However, it was soon discovered that the picón absorbs the condensate and the rain like a sponge, releasing moisture slowly and helping to keep fresh the roots of plants. Immediately they found a quality of vine able to thrive in these conditions/climate.
With more than 2,500 hours of strong sunlight year, and a soil rich in minerals accumulated on layers of soil below the picón, impart the grapes produced a excellent quality and taste. This ability to transform a potential natural disaster in a triumph is typical of the determination of the islanders of Lanzarote and today, the Malvasia wines produced here that regularly win international awards, are among the best in the world. The wines have a distinctive taste slightly fruity, very crunchy and dry on the tongue and are a perfect complement to the many fish dishes of the traditional cuisine of Lanzarote..
The production of wine maggiore is located at the Geria above Puerto del Carmen in the municipalities of Tias and San Bartolome.

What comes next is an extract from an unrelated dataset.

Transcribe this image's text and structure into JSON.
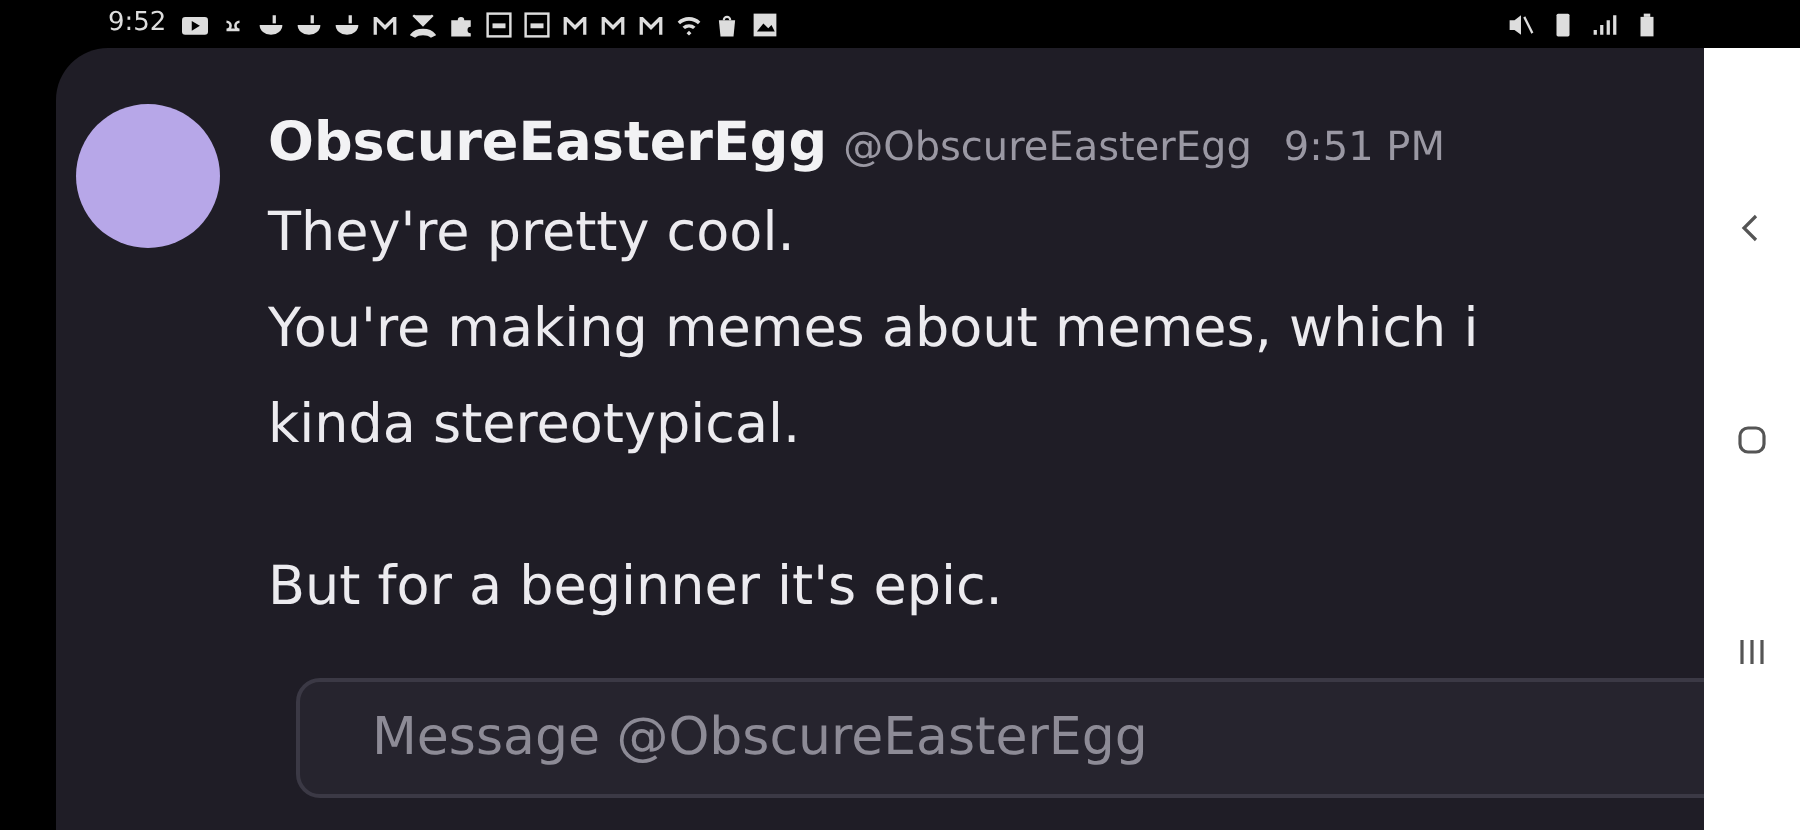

Here whole panorama of more than 3,000 hectares is covered with vineyards, with each screw protected against the strong trade winds by walls of half-moon shape composed of stones of volcanic rock.
The feast of Our Lady of the Volcanoes
This wind brings with it hot air african, dust and sand, which produces a constant mist and the sudden increase in temperatures that reach 40°C. The yellowish powder, very fine and even manages to pass through windows and doors closed, while, on the outside, the visibility is reduced almost to zero and the air is heavy making atmosphere quite uninhabitable. Fortunately, the phenomenon is not common and generally limited to the winter months. The effects of the Calima normally stops in the heart of Atlantic Ocean even if on some occasions, when the phenomenon is remarkably intense, are unable to arrive in the Caribbean.